Jamie Caswell , Communications Manager for the National Mining Association sent me this email:
I wanted to share an update with you on NMA’s latest progress. Recently, NMA President and CEO Hal Quinn traveled across the country to meet with scholars, policymakers, scientist and CEOs. At the meeting, Quinn and other participants readily acknowledged the importance of minerals to the lives of Americans and job growth in this economy.
That being said, one of the biggest hurdles preventing U.S. minerals mining from adding jobs and growing the economy is an outdated permitting process. Permitting delays have left U.S. manufacturers more reliant on foreign sources for minerals that we have right here at home. That means we are transferring jobs and economic benefits overseas and needlessly complicating our mineral supply chains.
NMA is dedicated to growing America’s economy, and that’s why we’re aggressively supporting H.R. 4402, legislation that will help establish regulatory consistency and efficient mining permitting processes. This legislation is expected to be debated on the House floor in July, and I would greatly appreciate it if you would share the importance of passing H.R. 4402 with your readers.
The Hill notes in a report yesterday:
The House is poised to pass legislation aimed at streamlining the approval process for permits to mine for rare-earth minerals, a bill that responds to increased demand for rare earths around the world, as well as China’s export restraints for these minerals.
The National Strategic and Critical Minerals Production Act, H.R. 4402, could come up as early as next week, as the House Rules Committee has set an amendment deadline for next week on the bill. The committee may also prepare a rule for floor consideration, although no meeting for that purpose has been scheduled yet.
I took a look at the proposed bill which is available at this link.
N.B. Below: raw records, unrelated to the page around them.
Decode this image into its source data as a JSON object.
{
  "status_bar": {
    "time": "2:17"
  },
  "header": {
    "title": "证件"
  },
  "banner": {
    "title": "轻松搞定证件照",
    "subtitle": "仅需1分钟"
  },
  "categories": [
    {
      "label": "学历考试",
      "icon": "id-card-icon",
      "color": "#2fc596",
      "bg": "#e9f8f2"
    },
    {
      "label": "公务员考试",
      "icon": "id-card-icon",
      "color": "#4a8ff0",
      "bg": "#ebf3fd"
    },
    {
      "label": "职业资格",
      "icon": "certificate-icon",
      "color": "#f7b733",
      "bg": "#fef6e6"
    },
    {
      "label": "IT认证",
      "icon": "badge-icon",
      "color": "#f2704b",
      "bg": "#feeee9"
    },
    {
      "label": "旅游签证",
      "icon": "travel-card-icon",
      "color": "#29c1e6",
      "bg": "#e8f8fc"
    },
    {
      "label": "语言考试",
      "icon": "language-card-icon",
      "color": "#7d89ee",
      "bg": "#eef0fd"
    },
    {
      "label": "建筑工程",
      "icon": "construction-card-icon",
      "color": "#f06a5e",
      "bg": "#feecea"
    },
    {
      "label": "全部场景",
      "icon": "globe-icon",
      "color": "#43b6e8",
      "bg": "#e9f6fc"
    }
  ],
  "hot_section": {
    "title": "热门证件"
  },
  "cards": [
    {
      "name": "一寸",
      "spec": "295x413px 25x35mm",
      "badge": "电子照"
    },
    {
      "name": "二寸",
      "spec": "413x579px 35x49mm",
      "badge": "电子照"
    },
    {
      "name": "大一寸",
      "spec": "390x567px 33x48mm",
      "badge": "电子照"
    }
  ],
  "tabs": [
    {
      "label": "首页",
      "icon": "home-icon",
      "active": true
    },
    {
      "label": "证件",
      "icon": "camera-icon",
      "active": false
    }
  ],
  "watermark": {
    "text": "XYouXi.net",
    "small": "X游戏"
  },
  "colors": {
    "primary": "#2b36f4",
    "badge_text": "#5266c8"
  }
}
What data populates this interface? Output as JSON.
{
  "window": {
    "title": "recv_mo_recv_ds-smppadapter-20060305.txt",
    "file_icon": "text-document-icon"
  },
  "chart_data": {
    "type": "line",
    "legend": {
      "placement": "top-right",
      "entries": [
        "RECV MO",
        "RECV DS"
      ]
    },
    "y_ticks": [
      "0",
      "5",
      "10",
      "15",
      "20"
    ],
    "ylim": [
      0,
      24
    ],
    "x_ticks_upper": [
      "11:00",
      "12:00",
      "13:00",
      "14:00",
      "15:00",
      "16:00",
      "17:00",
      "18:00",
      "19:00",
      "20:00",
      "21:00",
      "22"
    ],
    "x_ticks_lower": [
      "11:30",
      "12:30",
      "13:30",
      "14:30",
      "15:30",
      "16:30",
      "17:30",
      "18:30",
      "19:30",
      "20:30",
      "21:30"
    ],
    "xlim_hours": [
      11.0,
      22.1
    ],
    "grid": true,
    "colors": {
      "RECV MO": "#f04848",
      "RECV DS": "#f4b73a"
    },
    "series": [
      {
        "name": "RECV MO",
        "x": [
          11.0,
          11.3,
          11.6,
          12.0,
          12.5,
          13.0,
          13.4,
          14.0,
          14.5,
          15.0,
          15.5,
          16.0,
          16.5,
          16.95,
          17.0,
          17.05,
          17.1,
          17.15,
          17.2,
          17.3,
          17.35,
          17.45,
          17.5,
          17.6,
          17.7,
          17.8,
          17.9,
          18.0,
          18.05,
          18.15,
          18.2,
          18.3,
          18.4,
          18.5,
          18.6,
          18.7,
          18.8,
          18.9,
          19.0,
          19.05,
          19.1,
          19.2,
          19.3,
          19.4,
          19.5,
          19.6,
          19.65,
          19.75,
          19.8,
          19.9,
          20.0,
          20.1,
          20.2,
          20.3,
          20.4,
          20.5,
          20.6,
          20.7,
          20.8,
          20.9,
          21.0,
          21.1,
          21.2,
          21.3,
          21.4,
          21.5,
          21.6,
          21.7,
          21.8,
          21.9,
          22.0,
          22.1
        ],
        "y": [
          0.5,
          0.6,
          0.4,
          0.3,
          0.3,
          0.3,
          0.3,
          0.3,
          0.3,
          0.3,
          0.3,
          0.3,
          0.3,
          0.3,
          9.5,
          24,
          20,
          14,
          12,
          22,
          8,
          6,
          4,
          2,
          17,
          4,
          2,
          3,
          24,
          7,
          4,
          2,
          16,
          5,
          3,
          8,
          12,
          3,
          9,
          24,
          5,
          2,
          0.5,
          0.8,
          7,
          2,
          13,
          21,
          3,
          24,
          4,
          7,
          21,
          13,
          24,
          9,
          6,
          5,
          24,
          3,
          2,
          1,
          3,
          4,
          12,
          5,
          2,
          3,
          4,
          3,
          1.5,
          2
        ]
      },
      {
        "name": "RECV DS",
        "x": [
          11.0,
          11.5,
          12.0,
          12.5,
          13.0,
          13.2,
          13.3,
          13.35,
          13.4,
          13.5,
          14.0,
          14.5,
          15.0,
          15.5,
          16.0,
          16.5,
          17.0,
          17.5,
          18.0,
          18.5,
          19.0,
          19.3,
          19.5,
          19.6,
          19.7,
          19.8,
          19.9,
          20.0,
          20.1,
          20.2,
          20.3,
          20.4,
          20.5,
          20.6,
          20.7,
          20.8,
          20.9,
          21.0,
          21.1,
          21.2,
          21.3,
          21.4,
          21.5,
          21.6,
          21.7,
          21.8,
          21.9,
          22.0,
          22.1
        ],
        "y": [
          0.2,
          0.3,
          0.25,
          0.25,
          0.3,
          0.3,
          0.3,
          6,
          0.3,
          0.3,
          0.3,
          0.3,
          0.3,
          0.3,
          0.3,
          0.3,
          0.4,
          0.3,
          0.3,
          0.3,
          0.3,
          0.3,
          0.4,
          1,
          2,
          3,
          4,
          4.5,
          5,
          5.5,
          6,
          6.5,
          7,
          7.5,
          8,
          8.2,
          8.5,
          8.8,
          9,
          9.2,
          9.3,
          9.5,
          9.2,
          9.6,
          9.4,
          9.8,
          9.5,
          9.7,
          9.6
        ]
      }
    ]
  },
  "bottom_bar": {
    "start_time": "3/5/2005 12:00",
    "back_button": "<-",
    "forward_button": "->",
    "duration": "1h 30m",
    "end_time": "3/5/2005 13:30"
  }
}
It starts with some alarming statistics, namely:
Twenty-five years ago the United States was dependent on foreign sources for 30 nonfuel mineral materials, of which the United States imported 100 percent of the Nation’s requirements, and for another 16 commodities the United States imported more than 60 percent of the Nation’s needs.
By 2011 the United States import dependence for nonfuel mineral materials had more than doubled from 30 to 67 commodities, 19 of which the United States imported 100 percent of the Nation’s requirements, and for another 24 commodities, imported more than 50 percent of the Nation’s needs.
The United States share of world wide mineral exploration dollars was 8 percent in 2011, down from 19 percent in the early 1990s. In the 2012 Ranking of Countries for Mining Investment, out of 25 major mining 15 countries, the United States ranked last with Papua New Guinea in permitting delays, and towards the bottom regarding government take and social issues affecting mining.
To address this situation, the proposed act would do a few things.
First, the lead agency responsible for issuing a mineral exploration or mine permit would appoint a project lead to coordinate and consult with other agencies, cooperating agencies, project proponents and contractors in order to ensure that agencies minimize delays, and adhere to timelines and schedules, set clear permitting goals, and track progress.
Similar ideas for an agency lead have been discussed in British Columbia and Canada at the Federal level. I am not aware of any project lead that have been appointed, or if they have a success record. The idea is good, but I cannot but wonder if this does not merely introduce yet another layer of management.
Second there is a provision that appears to me to be an attempt to circumvent NEPA. The lead agency would be entitled to decide that their own agency procedures are sufficient “to ensure that environmental factors are taken into account,” and thereby preclude NEPA and all its delays.
Third there is a very hopeful provision calling on lead agencies to “enhance government coordination ..by avoiding duplicative reviews, minimizing paperwork, and engaging other agencies and stakeholders early in the process.”
Then they limit the total review process period to 30 months. Wow, is that possible in today’s climate when most reviews take decades?
Inserted, almost as an afterthought is this gem: “In developing the mineral exploration or mine permit, the priority of the lead agency shall be to maximize the development of the mineral resource, while mitigating environmental impacts, so that more of the mineral resource can be brought to the market place.”
Finally there is a section on judicial review. Apart from exhorting the courts to “endeavor to hear and determine any covered civil action as expeditiously as possible,” (lawyers take note), the act sets out to limit the timing of launching of civil actions against the project, limit awards, and to limit payment by the government of attorney’s fees, expenses, and court costs.
Some response to the poposed act include these statements:
Earthworks: Masquerading as a bill about “strategic and critical minerals,” HR 4402 takes the nation’s top toxic polluter, the hardrock mining industry, and strips away key protections for public health, water and communities.
Save the Wild: If this bill becomes law, it will allow the mining industry to poison our lakes, rivers and streams and disenfranchise local communities.
Watch next week’s news for more on the passage of the bill.